It’s a balancing act between innovating on edibles, concentrates and topicals and waiting for the final regulations to be ironed out.
Early reports predict there’s plenty of money to be made. Eater declared cannabis beverages “the next big thing,” while The Arcview Group predicts edibles could be a $4.1-billion market in Canada and the United States by 2022. Deloitte estimates six out of 10 consumers will choose edible products.
With ample financial opportunities on the horizon, companies are gearing up for the second wave. The primary challenge: it’s hard to plan for something that hasn’t yet planned itself.
“The regulations for these new product types are not yet in final form,” says cannabis lawyer Trina Fraser, co-managing partner at the Ottawa firm Brazeau Sellers. “There is risk in proceeding with build-out and application submission at this point as the final regulations could differ from the draft ones on material issues, such as whether edible cannabis can be manufactured in the same building as non-infused food.”
The eagerness to be first to market must be balanced against the risk of regulatory uncertainty. Some are already prepaing for this second wave, but Fraser insists it’s still early days.
Investing in production and distribution
One company to get a jumpstart on the imminent market is Indiva, a licensed producer based in London, Ont.
“We have hired very experienced, senior [consumer packaged goods] executives to manage our production facility and create the most efficient processing space possible,” says Niel Marotta, Indiva’s president and CEO.
The company has invested millions of dollars in extraction and production equipment, including a 70-tonne ethanol extraction system that will annually produce more than 4 million grams of distillate.

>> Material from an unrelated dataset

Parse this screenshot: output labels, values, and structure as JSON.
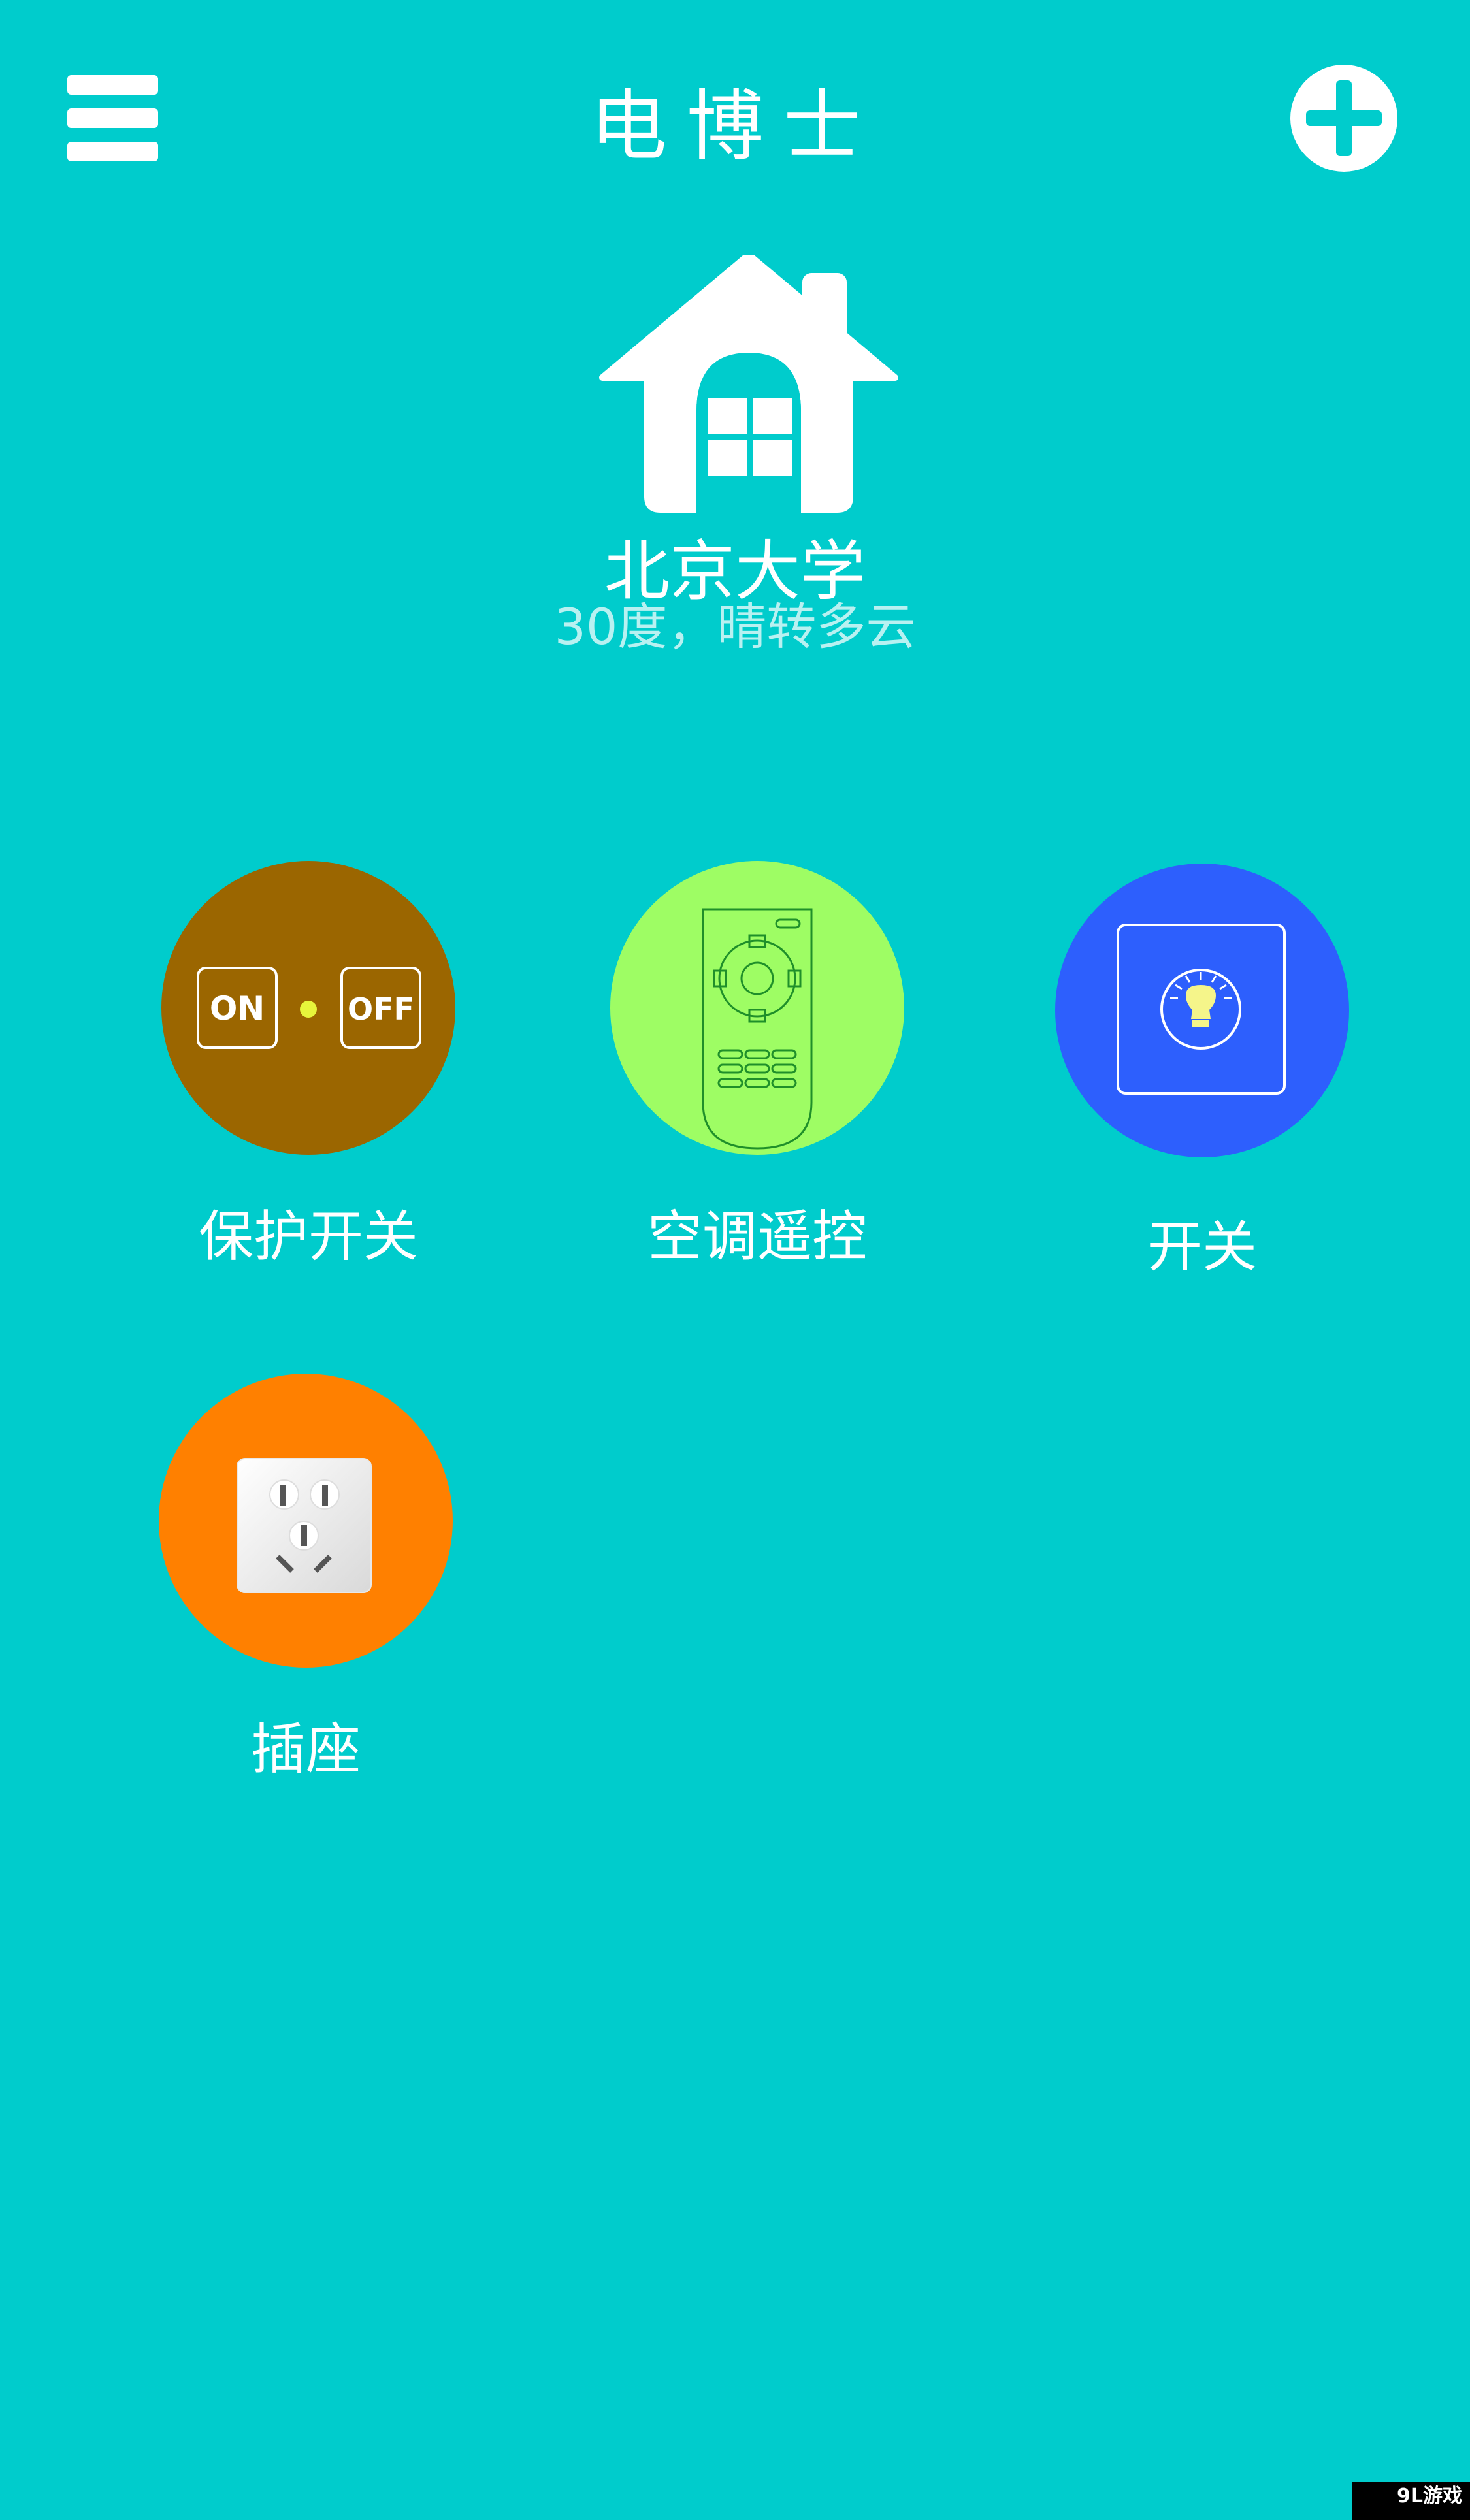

“We have also purchased equipment to process some 100 kg of chocolate per hour, allowing us to make tens of millions of chocolates annually at our facility in London,” Marotta says.
To date, Marotta says Indiva has “aggressively” pursued distribution agreements in many provinces.
“There is some education needed here, and luckily there is data available on our product offering, which we hope will allow for a great deal of confidence introducing our licensed products to Canadians.”
Strategic partnerships the ‘fastest route’ to market
With more than 600 applications to cultivate, process or sell cannabis currently pending (some of which have been awaiting detailed review for years) and the timeline to complete security clearances being variable, the ability to predict the time to licensing is extremely limited.
Even with the recent changes announced by Health Canada aimed at trimming wait times, Fraser says Health Canada’s service standard goals are still aspirational. It’s unclear when, if ever, they will be achieved.
“Some looking to enter this space are mitigating the licensing risk by partnering with existing licensed processors who have the capacity to set up manufacturing within their currently licensed site,” Fraser says. “This provides access to cannabis regulatory experience and is likely the fastest route to get to market.”
Marotta says Indiva hasn’t heavily invested in research and development, and instead is pursuing licences with established companies that already sell name brand products, such as Bhang Chocolate and Ruby Sugar.
“This way we piggyback on years of research and development completed by companies that already compete in mature markets,” Marotta says. “We will also look to create Indiva branded product in this segment. However, we believe we are setting up a better risk-adjusted return by starting with licensed products.”
‘Even our brewmaster has a PhD’
Toronto-based Province Brands of Canada is another company getting a headstart on the second wave. The high-end cannabis beverage company is focused on creating a “fermented beer beverage” from cannabis stalks and stems. The process is patent pending.
“The traditional brewing process uses ingredients like barley and yeast, whereas our process substitutes some of the traditional base ingredients and uses cannabis stalks and stems to create the sugars required to brew the beverage,” says Jennifer Thomas, co-founder and chief legal officer of Province Brands.
The company is building what they call the “world’s first cannabis brewery,” a 123,000-sq. ft. facility located in Grimsby, Ont., and has forged research partnerships with academic centres such as Loyalist College in Belleville, Ont., and Western University in London, Ont.
“These long-term research partnerships are perfect opportunities to work on the scaling our unique process to brew our beverage,” Thomas says. “Outside of the university system, we have a team of world-class scientists working to further our beverage technology research. Even our brewmaster has a PhD.”
In terms of strategic partners, Province Brands says they have a “strong alliance” with Auxly Cannabis Group and are members of the Cannabis Beverage Producers Alliance. The company already has relationships (and some white label agreements) with a number of beverage manufacturers.
While companies are fervently preparing for this second wave, there’s only so much progress to be made until the finer details are ironed out. Until then, companies moving forward in their anticipatory efforts are charting unknown territory.
This article was originally published by Lift & Co..